The renovated KGA course will stretch well over 7,000 yards, and there are hopes of bringing the European Tour's Indian Masters to Bangalore in the future. If the professionals do visit, they will find a course that requires accurate driving and precise iron play: it may have been widened in the course of the renovation, but it remains tight. The tenth hole, for example, plays down the north edge of the property. Though the tree removal has clearly made the playing corridor more reasonable, it remains an intimidating drive, even more so during the renovation of the other nine, as it is the opening shot of the round.
The finishing holes are especially strong.
Number fifteen, a fine par three, has an especially well-designed green, with good bunkering around it and clever run-offs.
The sixteenth, a par five, offers the possibility of a shot to be gained, but water close the left side of the green will threaten the player who tries to get home in two.
And the eighteenth, from the championship tee especially, has an intimidating drive with a big carry over a lake. The front side, in construction when I visited, has more interesting holes, including that rarity, an interesting island green par three. Swan says he believes KGA will set new standards for Indian golf, in terms of quality of design, construction and greenkeeping, and the latter especially I can well believe: the young sward of Tifdwarf Bermuda grass is of exceptional standard.

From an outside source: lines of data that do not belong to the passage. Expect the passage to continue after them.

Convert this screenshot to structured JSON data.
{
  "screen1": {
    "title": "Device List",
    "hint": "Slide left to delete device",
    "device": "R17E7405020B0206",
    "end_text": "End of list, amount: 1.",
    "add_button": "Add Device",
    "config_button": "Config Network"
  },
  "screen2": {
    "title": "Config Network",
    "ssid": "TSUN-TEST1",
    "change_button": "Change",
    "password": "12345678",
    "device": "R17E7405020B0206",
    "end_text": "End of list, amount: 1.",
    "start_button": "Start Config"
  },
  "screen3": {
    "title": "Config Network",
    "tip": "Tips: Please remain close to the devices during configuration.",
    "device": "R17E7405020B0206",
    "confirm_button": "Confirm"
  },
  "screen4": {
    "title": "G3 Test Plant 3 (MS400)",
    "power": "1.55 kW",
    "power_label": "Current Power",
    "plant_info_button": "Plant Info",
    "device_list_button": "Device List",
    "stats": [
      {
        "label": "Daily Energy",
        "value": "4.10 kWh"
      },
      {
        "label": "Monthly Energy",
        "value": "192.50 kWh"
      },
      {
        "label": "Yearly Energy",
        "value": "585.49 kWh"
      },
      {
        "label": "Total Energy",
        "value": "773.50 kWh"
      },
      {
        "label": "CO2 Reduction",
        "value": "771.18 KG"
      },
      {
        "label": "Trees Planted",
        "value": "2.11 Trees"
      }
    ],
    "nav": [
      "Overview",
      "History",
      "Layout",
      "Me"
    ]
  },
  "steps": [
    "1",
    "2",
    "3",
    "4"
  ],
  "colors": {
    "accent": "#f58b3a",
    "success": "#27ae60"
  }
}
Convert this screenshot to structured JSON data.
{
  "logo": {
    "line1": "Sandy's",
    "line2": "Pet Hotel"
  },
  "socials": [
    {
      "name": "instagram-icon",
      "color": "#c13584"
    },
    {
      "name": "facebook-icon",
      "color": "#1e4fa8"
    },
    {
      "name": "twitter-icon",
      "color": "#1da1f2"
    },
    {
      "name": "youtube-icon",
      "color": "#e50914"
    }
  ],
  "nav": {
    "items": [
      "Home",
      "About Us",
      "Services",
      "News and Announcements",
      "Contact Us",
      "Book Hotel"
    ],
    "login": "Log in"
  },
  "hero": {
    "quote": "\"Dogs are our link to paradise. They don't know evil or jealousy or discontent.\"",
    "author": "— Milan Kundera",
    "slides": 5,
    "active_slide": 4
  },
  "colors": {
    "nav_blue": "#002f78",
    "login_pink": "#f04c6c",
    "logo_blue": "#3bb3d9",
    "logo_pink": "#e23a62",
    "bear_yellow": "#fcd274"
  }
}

Elsewhere in Karnataka, the game is growing apace. Aussie Phil Ryan, mentioned above, completed the area's first mixed golf and residential development, Eagleton, around 30km from Bangalore, in 1995; his firm has completed eight other projects in India and will open a new Bangalore development course entitled Clover Greens later this year. Golfplan, the design firm founded by veteran globetrotter Ron Fream, has a project near the town of Bangarpet, 70km east of Bangalore, soon to start construction. The 18-hole Champion Reef course is being developed alongside villas intended as second homes for Bangaloreans. "The site is beautiful and has distant hill views," says partner Kevin Ramsey.
But perhaps the most exciting part of the region, particularly for the potential visitor, is the area around the city of Mysore, just over 100km southwest of Bangalore. Mysore, formerly the capital of legendary ruler Tipu Sultan, who fought and beat British colonial forces on a number of occasions before his final defeat in 1799, is a beautiful city with tourist potential galore. Close to Mysore, a number of golf projects are ready to start construction. Harradine Golf, for example, expects shortly to start work on the Heritage development to the east of the city. "The site is an absolute gem," says Peter Harradine. "Meticulous planning has ensured that the magnificent environment has been enhanced and improved by laying the course in and among the existing features. The lush vegetation, rich soil, existing canals and various artificial lakes will ensure a superb layout. The rolling hills, mature landscape and natural features are an ideal setting for the 7,400 yard championship course, the nine hole executive course and the generous training facilities which include a spacious driving range. The course will undulate gently and meander through the mature trees, and will provide various strategic challenges and heroic opportunities. Bunkers will be fair without becoming soul destroying. Water hazards will be strategic and aesthetic and greens will not be tricky." And to the other side of the city, Howard Swan and his team are in the final stages of planning the Skytop Golf Resort, a huge development including golf, hotel and housing. Skytop's site, which is significantly undulating and works its way through trees, scrub and grassland, including some attractive rock outcrops, offers the potential to be a really first rate course – certainly Swan associate James Edwards, who has been working on the design along with his boss, is very excited about the possibilities.